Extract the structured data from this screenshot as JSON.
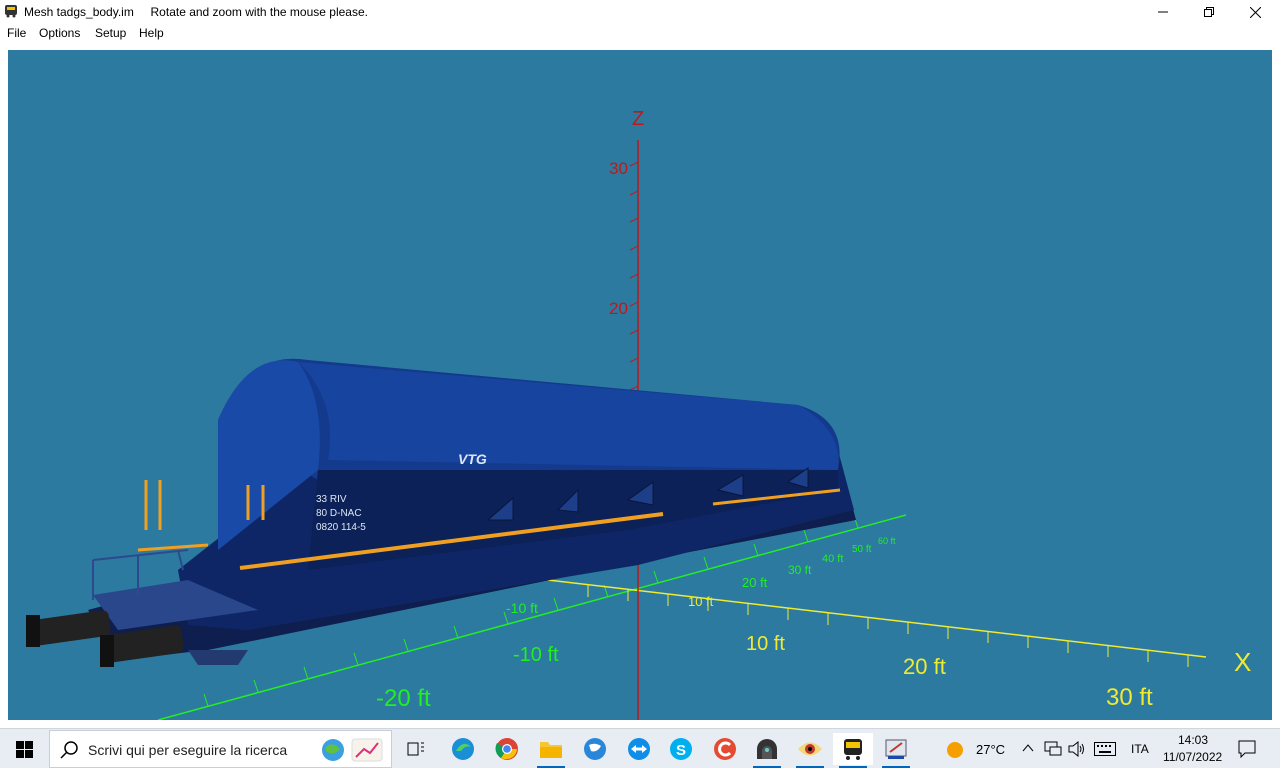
{
  "window": {
    "title": "Mesh tadgs_body.im",
    "hint": "Rotate and zoom with the mouse please."
  },
  "menu": [
    "File",
    "Options",
    "Setup",
    "Help"
  ],
  "viewport": {
    "bg_color": "#2c7aa0",
    "z_axis_label": "Z",
    "x_axis_label": "X",
    "z_ticks": [
      "30",
      "20"
    ],
    "x_ticks_yellow": [
      "10 ft",
      "20 ft",
      "30 ft",
      "10 ft"
    ],
    "neg_ticks_green": [
      "-10 ft",
      "-20 ft",
      "-10 ft"
    ],
    "y_ticks_green": [
      "20 ft",
      "30 ft",
      "40 ft",
      "50 ft",
      "60 ft"
    ],
    "wagon_marks": {
      "brand": "VTG",
      "line1": "33 RIV",
      "line2": "80 D-NAC",
      "line3": "0820 114-5"
    }
  },
  "taskbar": {
    "search_placeholder": "Scrivi qui per eseguire la ricerca",
    "weather": "27°C",
    "language": "ITA",
    "time": "14:03",
    "date": "11/07/2022"
  }
}
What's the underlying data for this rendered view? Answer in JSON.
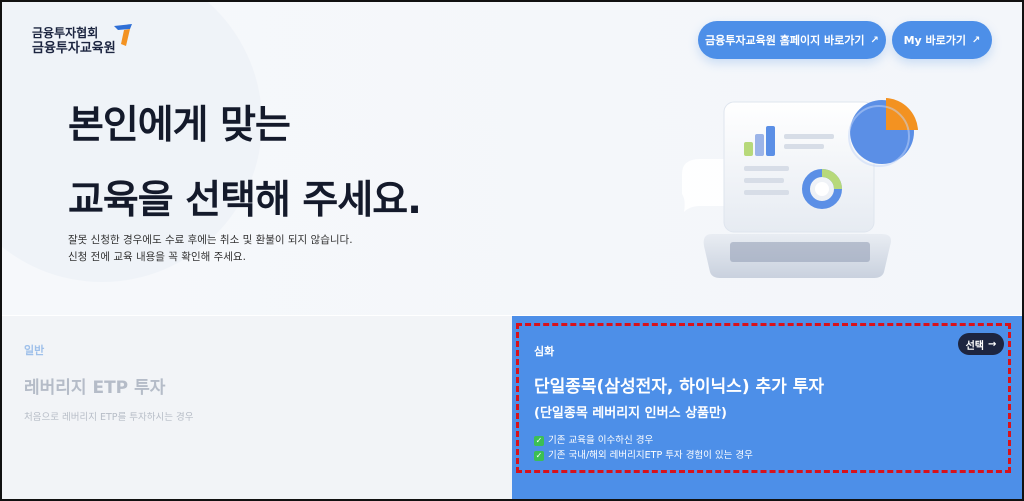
{
  "logo": {
    "line1": "금융투자협회",
    "line2": "금융투자교육원"
  },
  "header": {
    "btn_homepage": "금융투자교육원 홈페이지 바로가기",
    "btn_my": "My 바로가기",
    "arrow": "↗"
  },
  "hero": {
    "headline_line1": "본인에게 맞는",
    "headline_line2": "교육을 선택해 주세요.",
    "notice_line1": "잘못 신청한 경우에도 수료 후에는 취소 및 환불이 되지 않습니다.",
    "notice_line2": "신청 전에 교육 내용을 꼭 확인해 주세요."
  },
  "cards": {
    "basic": {
      "tag": "일반",
      "title": "레버리지 ETP 투자",
      "desc": "처음으로 레버리지 ETP를 투자하시는 경우"
    },
    "advanced": {
      "tag": "심화",
      "select_label": "선택",
      "select_arrow": "→",
      "title": "단일종목(삼성전자, 하이닉스) 추가 투자",
      "subtitle": "(단일종목 레버리지 인버스 상품만)",
      "conditions": [
        "기존 교육을 이수하신 경우",
        "기존 국내/해외 레버리지ETP 투자 경험이 있는 경우"
      ]
    }
  },
  "colors": {
    "accent": "#4d8fe8",
    "dark": "#1d2540",
    "highlight": "#d8121b"
  }
}
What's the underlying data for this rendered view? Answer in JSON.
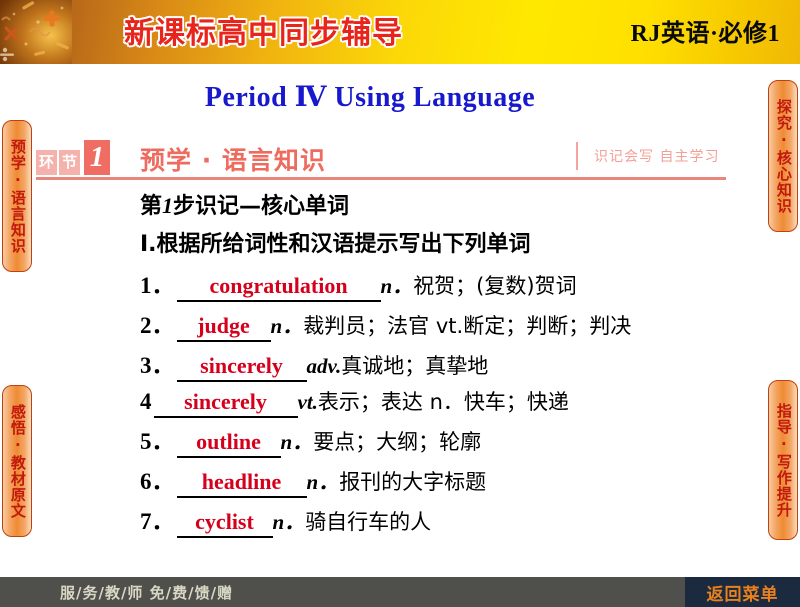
{
  "header": {
    "brand_title": "新课标高中同步辅导",
    "brand_subject": "RJ英语·必修1",
    "texture_icon": "math-symbols-texture"
  },
  "page_title": "Period  Ⅳ  Using Language",
  "section_banner": {
    "badge_char_1": "环",
    "badge_char_2": "节",
    "badge_number": "1",
    "label": "预学 · 语言知识",
    "note": "识记会写  自主学习"
  },
  "content": {
    "step_prefix": "第",
    "step_number": "1",
    "step_suffix": "步识记—核心单词",
    "prompt": "Ⅰ.根据所给词性和汉语提示写出下列单词",
    "words": [
      {
        "index": "1．",
        "answer": "congratulation",
        "pos": "n．",
        "meaning": "祝贺；(复数)贺词"
      },
      {
        "index": "2．",
        "answer": "judge",
        "pos": "n．",
        "meaning": "裁判员；法官 vt.断定；判断；判决"
      },
      {
        "index": "3．",
        "answer": "sincerely",
        "pos": "adv.",
        "meaning": "真诚地；真挚地"
      },
      {
        "index": "4",
        "answer": "sincerely",
        "pos": "vt.",
        "meaning": "表示；表达  n．快车；快递"
      },
      {
        "index": "5．",
        "answer": "outline",
        "pos": "n．",
        "meaning": "要点；大纲；轮廓"
      },
      {
        "index": "6．",
        "answer": "headline",
        "pos": "n．",
        "meaning": "报刊的大字标题"
      },
      {
        "index": "7．",
        "answer": "cyclist",
        "pos": "n．",
        "meaning": "骑自行车的人"
      }
    ]
  },
  "side_tabs": {
    "left": [
      {
        "label": "预学·语言知识"
      },
      {
        "label": "感悟·教材原文"
      }
    ],
    "right": [
      {
        "label": "探究·核心知识"
      },
      {
        "label": "指导·写作提升"
      }
    ]
  },
  "footer": {
    "service_text": "服/务/教/师   免/费/馈/赠",
    "menu_button": "返回菜单"
  },
  "colors": {
    "header_yellow": "#ffe800",
    "header_orange": "#b4651a",
    "brand_red": "#e8251c",
    "title_blue": "#1818cd",
    "banner_salmon": "#ee6b5f",
    "answer_red": "#d6001c",
    "tab_orange": "#ef8b33",
    "tab_text_red": "#c1190e",
    "footer_gray": "#4f4f4b",
    "menu_navy": "#1b2a3f",
    "menu_orange": "#e8811e"
  }
}
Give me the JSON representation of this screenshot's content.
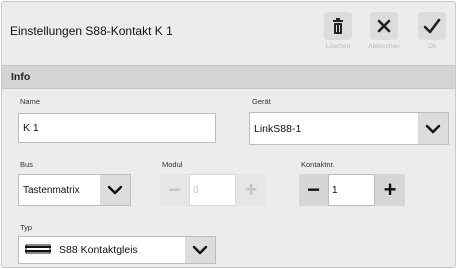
{
  "dialog": {
    "title": "Einstellungen S88-Kontakt K 1"
  },
  "toolbar": {
    "delete_label": "Löschen",
    "cancel_label": "Abbrechen",
    "ok_label": "Ok",
    "delete_icon": "trash-icon",
    "cancel_icon": "close-icon",
    "ok_icon": "checkmark-icon"
  },
  "section": {
    "title": "Info"
  },
  "fields": {
    "name": {
      "label": "Name",
      "value": "K 1"
    },
    "device": {
      "label": "Gerät",
      "value": "LinkS88-1"
    },
    "bus": {
      "label": "Bus",
      "value": "Tastenmatrix"
    },
    "module": {
      "label": "Modul",
      "value": "0",
      "disabled": true
    },
    "contact": {
      "label": "Kontaktnr.",
      "value": "1"
    },
    "type": {
      "label": "Typ",
      "value": "S88 Kontaktgleis",
      "icon": "track-icon"
    }
  }
}
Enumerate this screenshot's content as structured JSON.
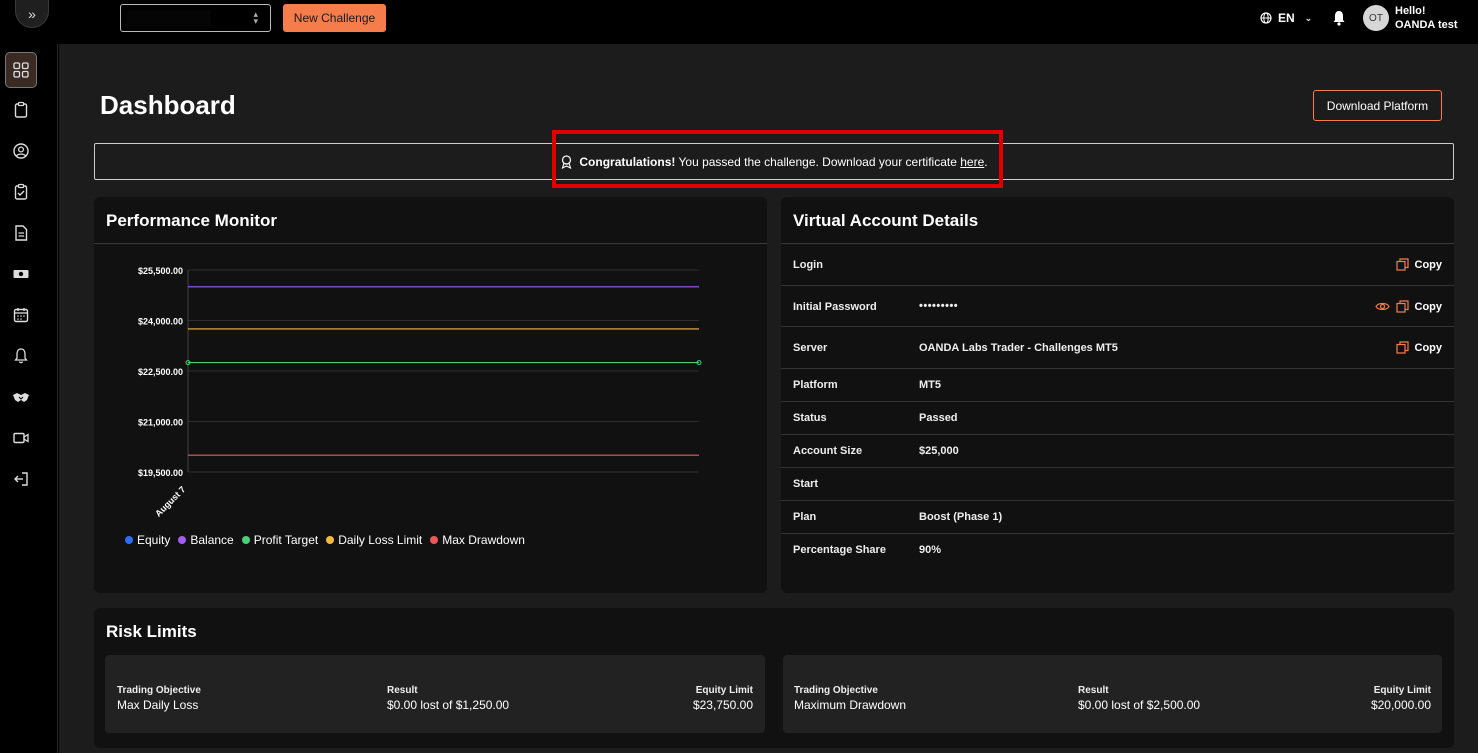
{
  "topbar": {
    "expand_glyph": "»",
    "new_challenge_label": "New Challenge",
    "language": "EN",
    "avatar_initials": "OT",
    "greeting_line1": "Hello!",
    "greeting_line2": "OANDA test"
  },
  "sidebar": {
    "items": [
      {
        "icon": "dashboard-grid-icon"
      },
      {
        "icon": "clipboard-icon"
      },
      {
        "icon": "user-circle-icon"
      },
      {
        "icon": "clipboard-check-icon"
      },
      {
        "icon": "document-icon"
      },
      {
        "icon": "cash-icon"
      },
      {
        "icon": "calendar-icon"
      },
      {
        "icon": "bell-icon"
      },
      {
        "icon": "handshake-icon"
      },
      {
        "icon": "video-icon"
      },
      {
        "icon": "logout-icon"
      }
    ]
  },
  "main": {
    "title": "Dashboard",
    "download_platform_label": "Download Platform",
    "banner": {
      "bold": "Congratulations!",
      "text": " You passed the challenge. Download your certificate ",
      "link": "here",
      "end": "."
    }
  },
  "performance": {
    "title": "Performance Monitor",
    "legend": [
      {
        "name": "Equity",
        "color": "#2f6df6"
      },
      {
        "name": "Balance",
        "color": "#a25cf0"
      },
      {
        "name": "Profit Target",
        "color": "#4cd07d"
      },
      {
        "name": "Daily Loss Limit",
        "color": "#f4b740"
      },
      {
        "name": "Max Drawdown",
        "color": "#e85a5a"
      }
    ]
  },
  "chart_data": {
    "type": "line",
    "x": [
      "August 7"
    ],
    "y_ticks": [
      "$25,500.00",
      "$24,000.00",
      "$22,500.00",
      "$21,000.00",
      "$19,500.00"
    ],
    "ylim": [
      19500,
      25500
    ],
    "series": [
      {
        "name": "Balance",
        "color": "#a25cf0",
        "values": [
          25000
        ]
      },
      {
        "name": "Daily Loss Limit",
        "color": "#f4b740",
        "values": [
          23750
        ]
      },
      {
        "name": "Profit Target",
        "color": "#4cd07d",
        "values": [
          22750
        ]
      },
      {
        "name": "Max Drawdown",
        "color": "#e85a5a",
        "values": [
          20000
        ]
      }
    ]
  },
  "vad": {
    "title": "Virtual Account Details",
    "copy_label": "Copy",
    "rows": [
      {
        "key": "Login",
        "value": ""
      },
      {
        "key": "Initial Password",
        "value": "•••••••••"
      },
      {
        "key": "Server",
        "value": "OANDA Labs Trader - Challenges MT5"
      },
      {
        "key": "Platform",
        "value": "MT5"
      },
      {
        "key": "Status",
        "value": "Passed"
      },
      {
        "key": "Account Size",
        "value": "$25,000"
      },
      {
        "key": "Start",
        "value": ""
      },
      {
        "key": "Plan",
        "value": "Boost (Phase 1)"
      },
      {
        "key": "Percentage Share",
        "value": "90%"
      }
    ]
  },
  "risk": {
    "title": "Risk Limits",
    "boxes": [
      {
        "objective_label": "Trading Objective",
        "objective": "Max Daily Loss",
        "result_label": "Result",
        "result": "$0.00 lost of $1,250.00",
        "limit_label": "Equity Limit",
        "limit": "$23,750.00"
      },
      {
        "objective_label": "Trading Objective",
        "objective": "Maximum Drawdown",
        "result_label": "Result",
        "result": "$0.00 lost of $2,500.00",
        "limit_label": "Equity Limit",
        "limit": "$20,000.00"
      }
    ]
  },
  "colors": {
    "accent": "#f47d4b",
    "highlight": "#e00000"
  }
}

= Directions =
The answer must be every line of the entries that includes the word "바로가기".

= Solution to the problem =
    "btn_homepage": "금융투자교육원 홈페이지 바로가기",
    "btn_my": "My 바로가기",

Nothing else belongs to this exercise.